The central courtyard would be for studying archives but also for conversations with curators, artists and scholars, Aby Warburg's reading salon that was never replicated in its new location until now. It will be, says Sherman, for scholars from other institutions to study archives but also for discussion of ideas, experimental themes, cultural controversy because, Sherman says, it tends not to happen in the institutions themselves.
And what the proceeds of today’s auction will specifically be for is the art gallery. “It really strikes me as strange” says Sherman “that while we have an MA course in curatorship the Warburg has never felt the need to carve out space for a gallery”.
The prospect for exhibitions in this unique place is exquisite: displays of Warburg-related material, such as the tarot cards and related materials of the arch Satanist Aleister Crowley (which live at the Warburg); displays marking the 75th anniversary in 2025 of former Warburg director Ernst Gombrich’s The Story of Art, a bible for every art history student; Elizabeth David’s A Book of Mediterranean Food (both of which have connections with the institute); research and display projects of Warburg’s specialist students; the work of the artists-in-residence that will be part of the Warburg Renaissance; collaborations with other museums (for instance Gerhard Richter’s Atlas at Serpentine and Aby’s Bilderatlas at the Warburg); experimental projects on new kinds of digital curation.

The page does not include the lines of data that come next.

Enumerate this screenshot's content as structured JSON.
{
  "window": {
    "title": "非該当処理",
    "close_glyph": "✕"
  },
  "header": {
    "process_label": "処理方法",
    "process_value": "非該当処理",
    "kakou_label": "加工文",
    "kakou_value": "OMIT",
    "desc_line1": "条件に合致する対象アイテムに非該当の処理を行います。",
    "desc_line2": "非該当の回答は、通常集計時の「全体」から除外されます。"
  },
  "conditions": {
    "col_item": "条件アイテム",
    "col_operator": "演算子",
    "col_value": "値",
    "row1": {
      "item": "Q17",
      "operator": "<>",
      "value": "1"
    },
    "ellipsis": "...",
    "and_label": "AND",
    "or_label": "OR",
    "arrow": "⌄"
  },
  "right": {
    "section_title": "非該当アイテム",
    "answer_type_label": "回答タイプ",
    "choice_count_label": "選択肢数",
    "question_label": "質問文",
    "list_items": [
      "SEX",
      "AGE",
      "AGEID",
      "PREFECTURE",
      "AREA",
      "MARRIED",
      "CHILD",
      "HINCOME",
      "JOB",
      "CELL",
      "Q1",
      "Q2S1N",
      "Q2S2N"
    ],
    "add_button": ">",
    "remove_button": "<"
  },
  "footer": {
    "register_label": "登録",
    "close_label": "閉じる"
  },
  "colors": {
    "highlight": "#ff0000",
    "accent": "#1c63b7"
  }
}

And it’s important because Aby and his Bilderatlas were about understanding ourselves through history and how we have visualised it in order to steer a way to a satisfactory future. Exactly what, at this junction of war, pestilence, climate change and rising social schism, we need.